◆ Records from a dataset ◆
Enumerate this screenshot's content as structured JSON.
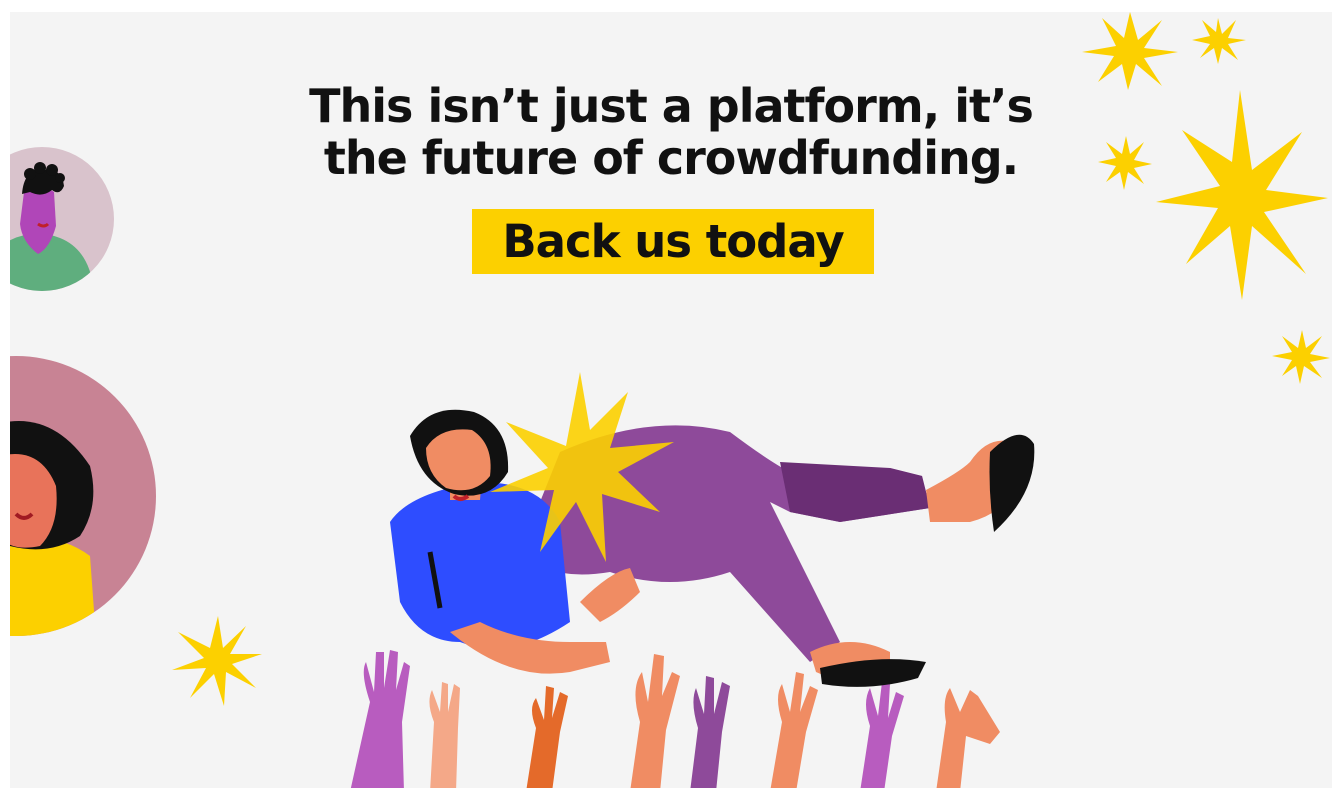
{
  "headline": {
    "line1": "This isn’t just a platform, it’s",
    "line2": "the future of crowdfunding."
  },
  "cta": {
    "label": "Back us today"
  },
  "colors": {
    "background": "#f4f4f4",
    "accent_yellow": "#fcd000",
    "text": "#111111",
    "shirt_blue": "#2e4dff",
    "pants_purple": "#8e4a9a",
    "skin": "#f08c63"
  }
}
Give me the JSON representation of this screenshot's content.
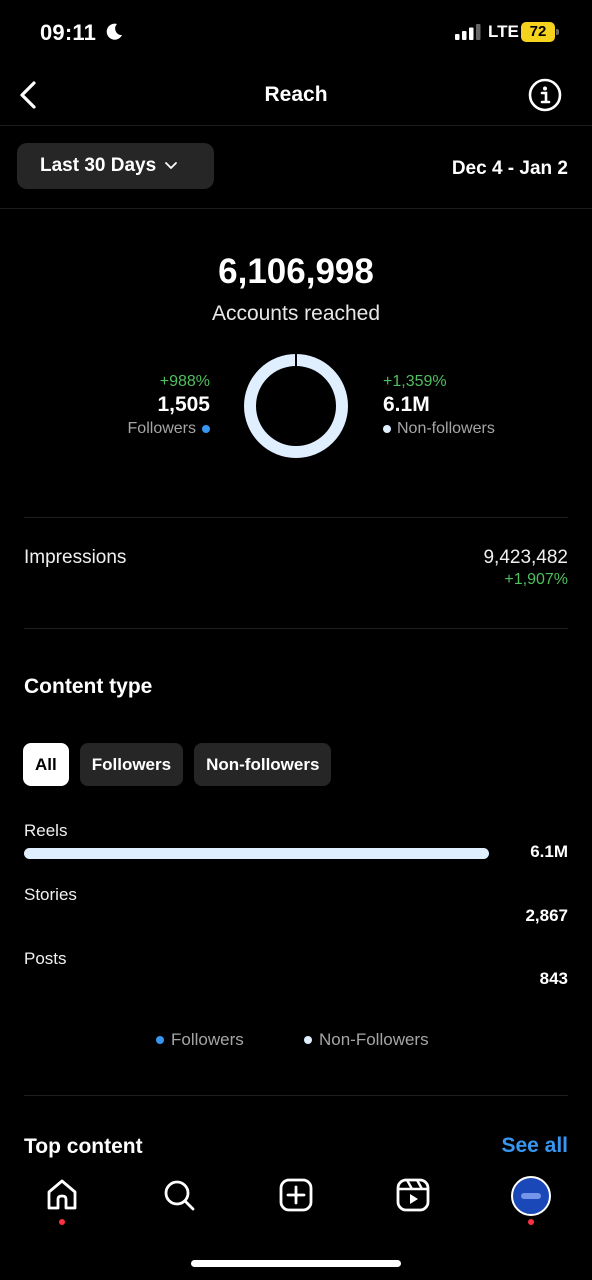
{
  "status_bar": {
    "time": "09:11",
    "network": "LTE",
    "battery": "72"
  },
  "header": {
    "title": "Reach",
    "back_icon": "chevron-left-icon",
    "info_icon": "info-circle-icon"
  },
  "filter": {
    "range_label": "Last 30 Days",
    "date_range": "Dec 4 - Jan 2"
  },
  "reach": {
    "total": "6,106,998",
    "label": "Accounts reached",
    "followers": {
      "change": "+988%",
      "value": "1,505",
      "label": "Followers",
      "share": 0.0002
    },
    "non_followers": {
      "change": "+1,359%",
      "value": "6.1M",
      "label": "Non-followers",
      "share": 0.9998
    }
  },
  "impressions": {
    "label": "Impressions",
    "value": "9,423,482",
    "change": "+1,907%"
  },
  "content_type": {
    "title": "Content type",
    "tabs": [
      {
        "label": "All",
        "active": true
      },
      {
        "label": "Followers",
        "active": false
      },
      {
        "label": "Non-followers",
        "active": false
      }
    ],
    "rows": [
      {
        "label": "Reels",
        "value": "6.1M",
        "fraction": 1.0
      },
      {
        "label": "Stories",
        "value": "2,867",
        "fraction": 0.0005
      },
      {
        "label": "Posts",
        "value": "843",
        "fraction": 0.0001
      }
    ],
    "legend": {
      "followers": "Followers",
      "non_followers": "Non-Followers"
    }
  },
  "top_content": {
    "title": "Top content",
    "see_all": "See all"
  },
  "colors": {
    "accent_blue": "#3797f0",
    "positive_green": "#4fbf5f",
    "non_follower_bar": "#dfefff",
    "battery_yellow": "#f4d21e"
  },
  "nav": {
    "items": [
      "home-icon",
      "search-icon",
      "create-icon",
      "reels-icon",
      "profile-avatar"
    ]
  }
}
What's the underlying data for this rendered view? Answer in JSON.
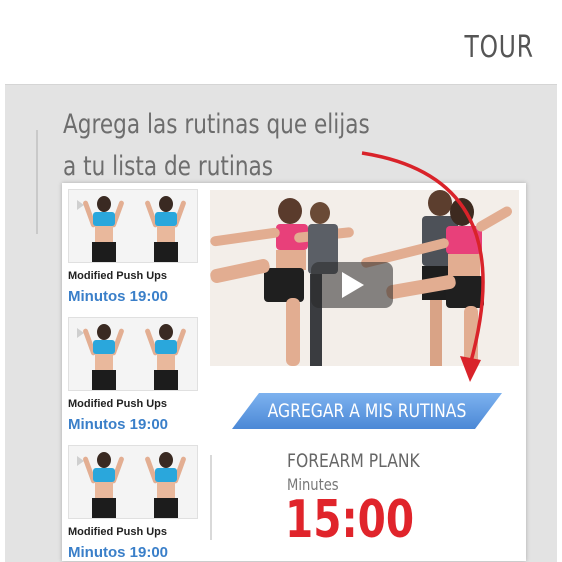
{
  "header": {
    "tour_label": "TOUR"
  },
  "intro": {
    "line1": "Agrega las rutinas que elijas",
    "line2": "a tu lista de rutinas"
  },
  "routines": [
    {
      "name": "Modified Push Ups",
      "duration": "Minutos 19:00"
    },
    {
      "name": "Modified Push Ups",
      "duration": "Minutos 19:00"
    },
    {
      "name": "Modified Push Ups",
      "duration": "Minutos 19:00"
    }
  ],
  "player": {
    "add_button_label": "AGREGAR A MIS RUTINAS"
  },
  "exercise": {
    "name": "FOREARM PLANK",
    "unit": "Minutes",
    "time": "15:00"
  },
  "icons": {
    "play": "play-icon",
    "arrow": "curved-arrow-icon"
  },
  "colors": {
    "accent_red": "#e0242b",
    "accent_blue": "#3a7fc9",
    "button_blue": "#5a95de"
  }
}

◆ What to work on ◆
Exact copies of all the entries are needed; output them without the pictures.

◆ Solution below ◆
Enumerate this screenshot's content as structured JSON.
{
  "headline": {
    "line1": "This isn’t just a platform, it’s",
    "line2": "the future of crowdfunding."
  },
  "cta": {
    "label": "Back us today"
  },
  "colors": {
    "background": "#f4f4f4",
    "accent_yellow": "#fcd000",
    "text": "#111111",
    "shirt_blue": "#2e4dff",
    "pants_purple": "#8e4a9a",
    "skin": "#f08c63"
  }
}
Give me the JSON representation of this screenshot's content.
{
  "status_bar": {
    "time": "09:11",
    "network": "LTE",
    "battery": "72"
  },
  "header": {
    "title": "Reach",
    "back_icon": "chevron-left-icon",
    "info_icon": "info-circle-icon"
  },
  "filter": {
    "range_label": "Last 30 Days",
    "date_range": "Dec 4 - Jan 2"
  },
  "reach": {
    "total": "6,106,998",
    "label": "Accounts reached",
    "followers": {
      "change": "+988%",
      "value": "1,505",
      "label": "Followers",
      "share": 0.0002
    },
    "non_followers": {
      "change": "+1,359%",
      "value": "6.1M",
      "label": "Non-followers",
      "share": 0.9998
    }
  },
  "impressions": {
    "label": "Impressions",
    "value": "9,423,482",
    "change": "+1,907%"
  },
  "content_type": {
    "title": "Content type",
    "tabs": [
      {
        "label": "All",
        "active": true
      },
      {
        "label": "Followers",
        "active": false
      },
      {
        "label": "Non-followers",
        "active": false
      }
    ],
    "rows": [
      {
        "label": "Reels",
        "value": "6.1M",
        "fraction": 1.0
      },
      {
        "label": "Stories",
        "value": "2,867",
        "fraction": 0.0005
      },
      {
        "label": "Posts",
        "value": "843",
        "fraction": 0.0001
      }
    ],
    "legend": {
      "followers": "Followers",
      "non_followers": "Non-Followers"
    }
  },
  "top_content": {
    "title": "Top content",
    "see_all": "See all"
  },
  "colors": {
    "accent_blue": "#3797f0",
    "positive_green": "#4fbf5f",
    "non_follower_bar": "#dfefff",
    "battery_yellow": "#f4d21e"
  },
  "nav": {
    "items": [
      "home-icon",
      "search-icon",
      "create-icon",
      "reels-icon",
      "profile-avatar"
    ]
  }
}
What's the underlying data for this rendered view? Answer in JSON.
{
  "header": {
    "tour_label": "TOUR"
  },
  "intro": {
    "line1": "Agrega las rutinas que elijas",
    "line2": "a tu lista de rutinas"
  },
  "routines": [
    {
      "name": "Modified Push Ups",
      "duration": "Minutos 19:00"
    },
    {
      "name": "Modified Push Ups",
      "duration": "Minutos 19:00"
    },
    {
      "name": "Modified Push Ups",
      "duration": "Minutos 19:00"
    }
  ],
  "player": {
    "add_button_label": "AGREGAR A MIS RUTINAS"
  },
  "exercise": {
    "name": "FOREARM PLANK",
    "unit": "Minutes",
    "time": "15:00"
  },
  "icons": {
    "play": "play-icon",
    "arrow": "curved-arrow-icon"
  },
  "colors": {
    "accent_red": "#e0242b",
    "accent_blue": "#3a7fc9",
    "button_blue": "#5a95de"
  }
}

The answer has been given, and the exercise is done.